This seems a silly refelation, you can go to any library and find books with every "secret" word and meaning and the history of the organization.

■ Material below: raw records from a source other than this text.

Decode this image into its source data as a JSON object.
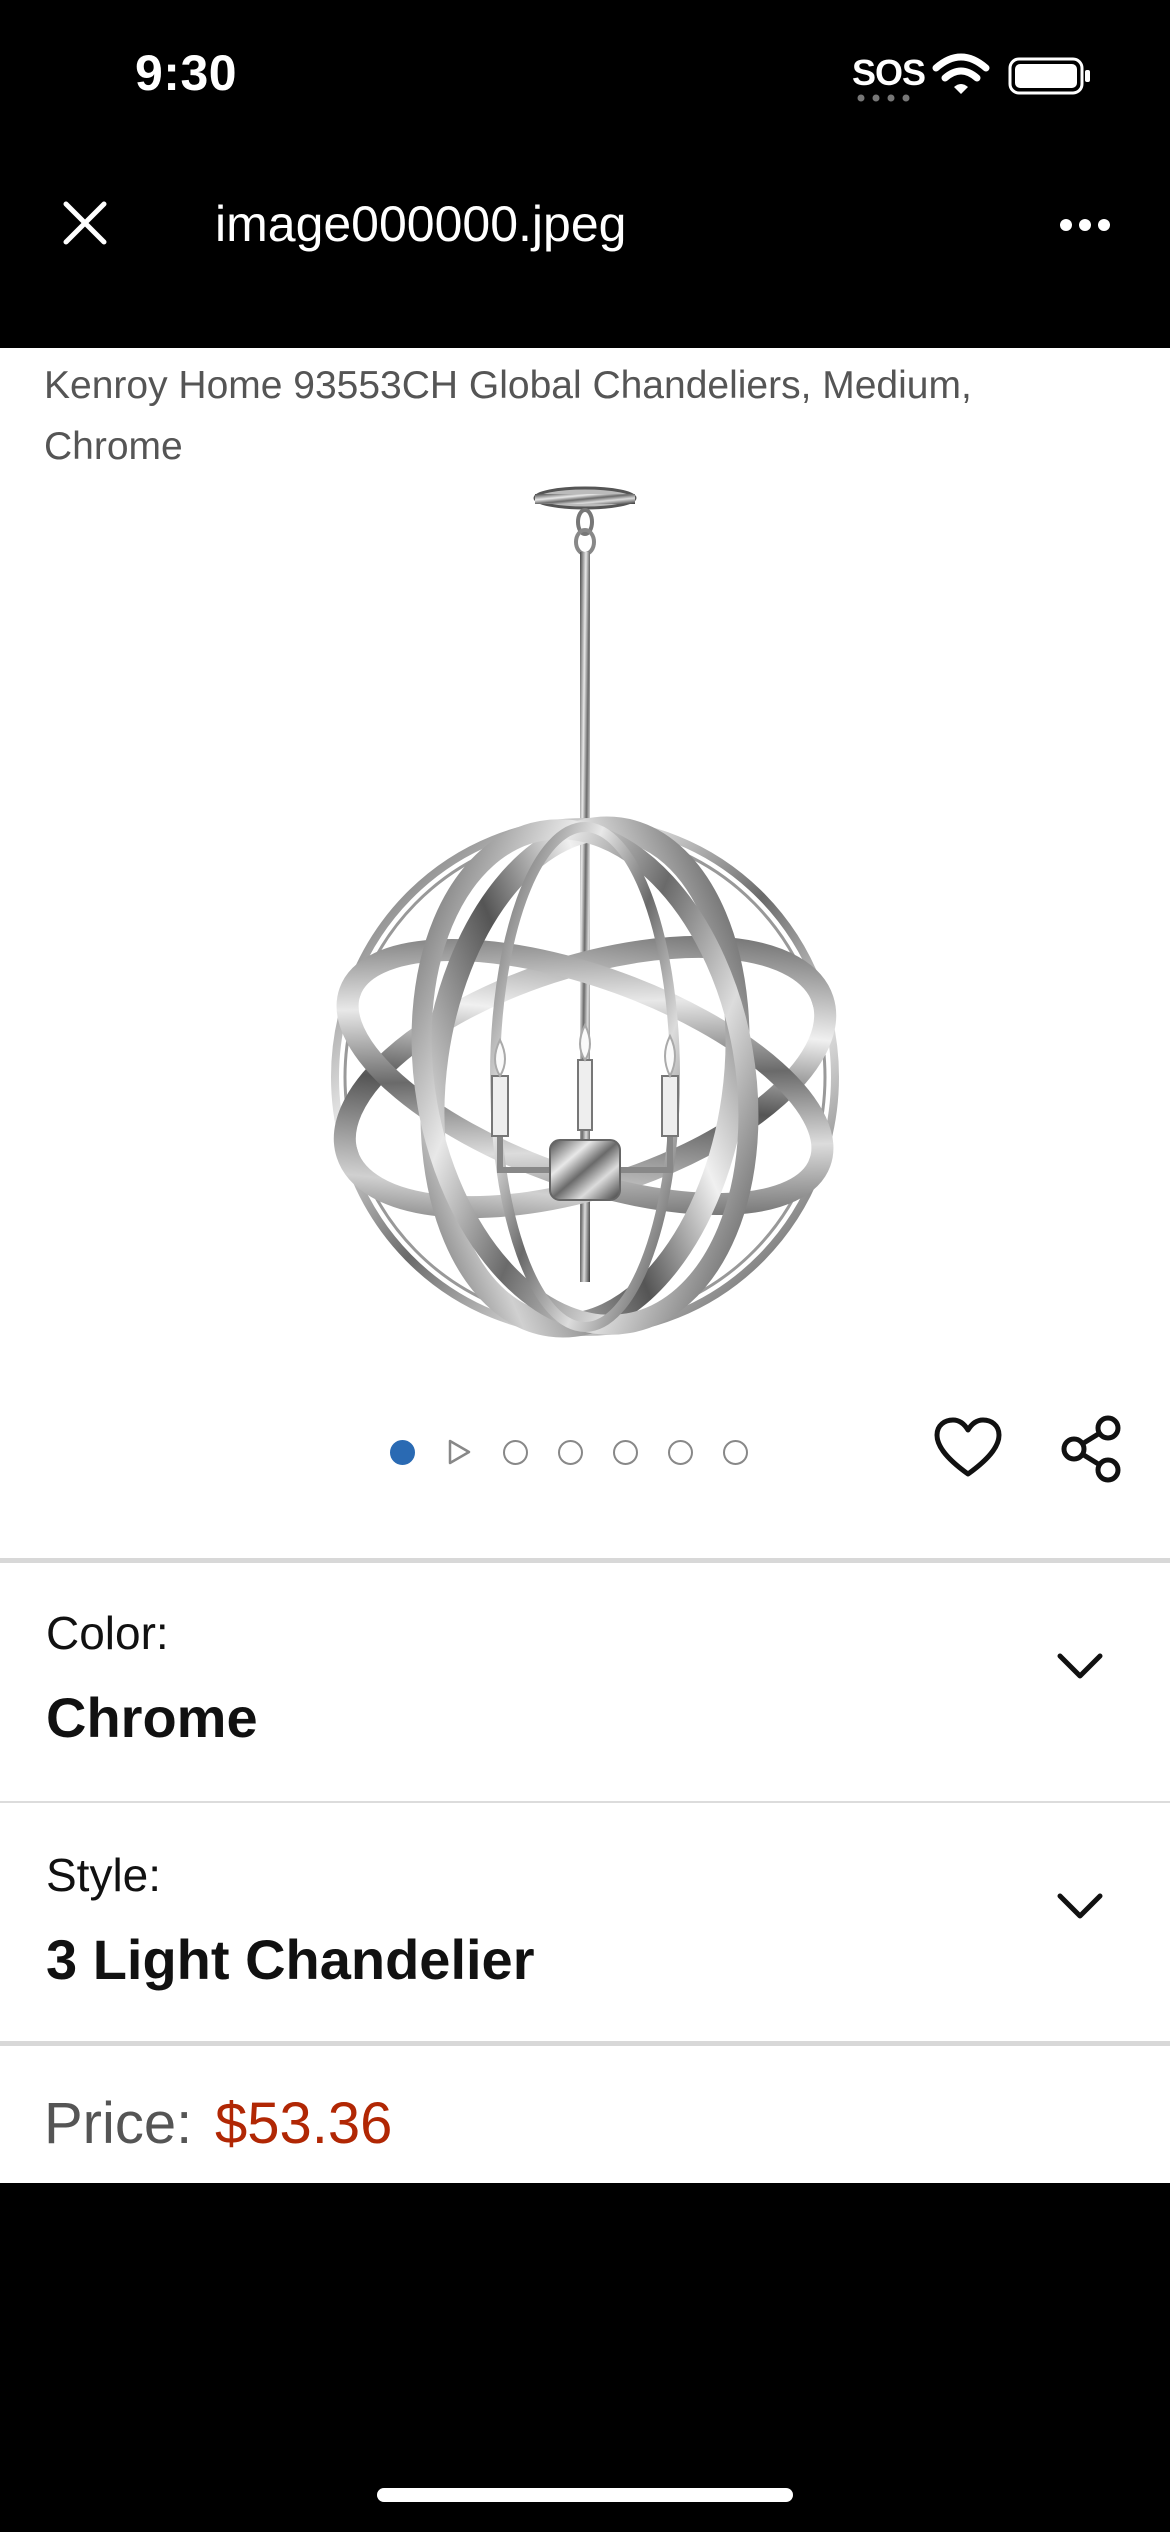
{
  "status_bar": {
    "time": "9:30",
    "sos": "SOS",
    "icons": [
      "wifi-icon",
      "battery-icon"
    ]
  },
  "viewer": {
    "file_name": "image000000.jpeg",
    "icons": [
      "close-icon",
      "more-icon"
    ]
  },
  "product": {
    "title": "Kenroy Home 93553CH Global Chandeliers, Medium, Chrome",
    "image_icon": "chandelier-image",
    "carousel": {
      "total": 7,
      "active_index": 0,
      "has_video_slide": true
    }
  },
  "options": {
    "color": {
      "label": "Color:",
      "value": "Chrome"
    },
    "style": {
      "label": "Style:",
      "value": "3 Light Chandelier"
    }
  },
  "price": {
    "label": "Price:",
    "value": "$53.36",
    "color": "#b12704"
  },
  "accent_color": "#2a6ab3"
}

The Masons are fading because they have too much competition for members, at one time they were somewhat elite, drawing mostly from a town's business and professional men, now the service clubs, Kiwanis, Rotary, etc., draw those people and include females along with the men. There are also all of the fraternal organizations, the Elks, Eagles and Moose and they are easier to join as there are no memory tests and less folderol in general. Most men who join the Masons now do it to enable membership in the Consistory and Shrine, offshoots of the regular lodge. The Shrine serves a really worthy purpose, they provide a large number of hospitals to treat crippled children. They also join together to eat and drink, combining their philanthropy with harmless foolery over a taste of spirits which is not allowed in the regular lodges. Some men enjoy the ritualistic formula of Masonic meetings but it is often times a burden in today's busy life, if you miss one meeting, the next one will be nearly identical. What's the draw for a working man, or even a professional man, to forego a relaxing evening at home after a long work day to go out and sit through an evening of ritual that has hardly changed in hundreds of years. In a more innocent time, it drew men of common interests together but now there are dozens of fraternal orders that offer the same kinship without the posed formality.